The committee was examining the fairness of several recent Supreme Court decisions, including its opinion in the lawsuit filed by 32,000 fishermen and Alaska natives who sued ExxonMobil for its role in the 1989 Exxon Valdez oil spill. Last month, the Supreme Court cut the punitive damages award in the case to $507 million from $2.5 billion. Exxon is resisting paying interest in the case, which could bring the total payout to $1 billion.
Although the Supreme Court decision applies solely to maritime law, the justices also suggested that when juries assess punitive damages for corporate wrongdoers, they use a one-to-one ratio based on the compensatory damages awarded.
Alaskans, including Osa Schultz of Cordova, said that the one-to-one ratio set by the Supreme Court is not only unfair, but also a symbol of the "corrupt and divisive influence" of corporate power.
The compensatory damages were low in the case because the court failed to take into account the long-term effect of losing a way of life, said Schultz, who fished with her husband in Prince William Sound at the time of the spill. Schultz said she'd rather see punitive damages assessed on corporate profits, for example.
"Exxon stands to pay pennies on the dollar," Schultz testified. "If our highest court in America fails to hold them accountable, how will they ever be forced to take responsibility for their destructive actions?"

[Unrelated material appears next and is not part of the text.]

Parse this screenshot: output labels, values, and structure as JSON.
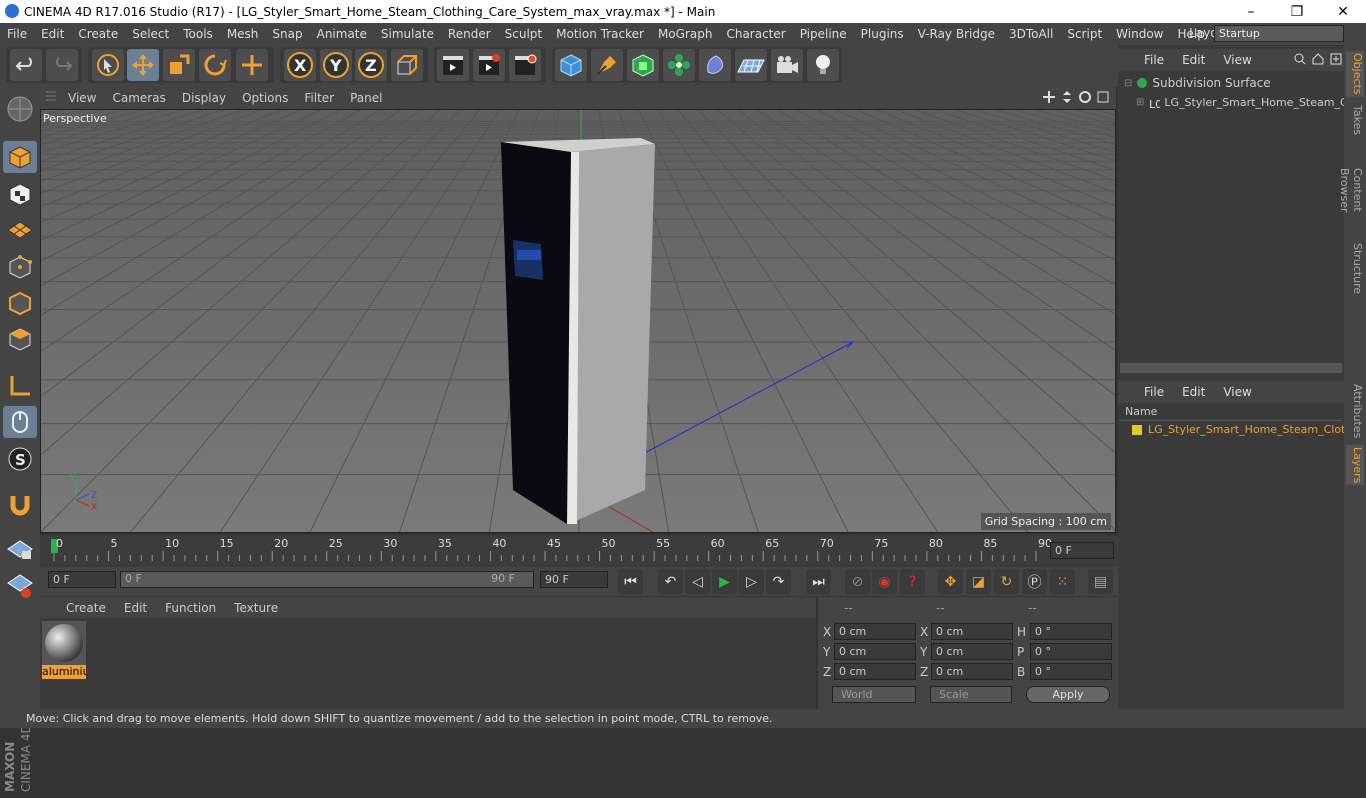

Schultz and other plaintiffs had a sympathetic listener in the committee chairman, Sen. Patrick Leahy, D-Vt., who likened the effect of Exxon's payout on its bottom line to that of an ordinary American paying a parking ticket.
"If Congress had wanted to cap the punitive damages for disasters that impact thousands of Americans, of course we could have done so," Leahy said, "but we didn't."
The consequence of reckless conduct has been reduced to a small cost of doing business, Leahy said, calling it yet another example in a string of cases in which the Supreme Court has misconstrued congressional intent to shield large corporations from accountability.
However, Patricia Millett, a partner at the Akin Gump law firm who argued more than two dozen cases in front of the Supreme Court as a litigator for the U.S. solicitor general, said in her testimony that the recent court term was a "mixed bag" for corporate interests. Of the 24 cases that involved business concerns (about a third of the court's docket for the term), the court split fairly evenly, she said: Thirteen cases could be described as pro-business; 11 could be deemed as less business-friendly.
She also said that the court left open a window in the Exxon case: If there's proof that a corporation's bad conduct was intentional, or that the corporation profited from it, plaintiffs can apply for greater punitive damages than the one-to-one ratio.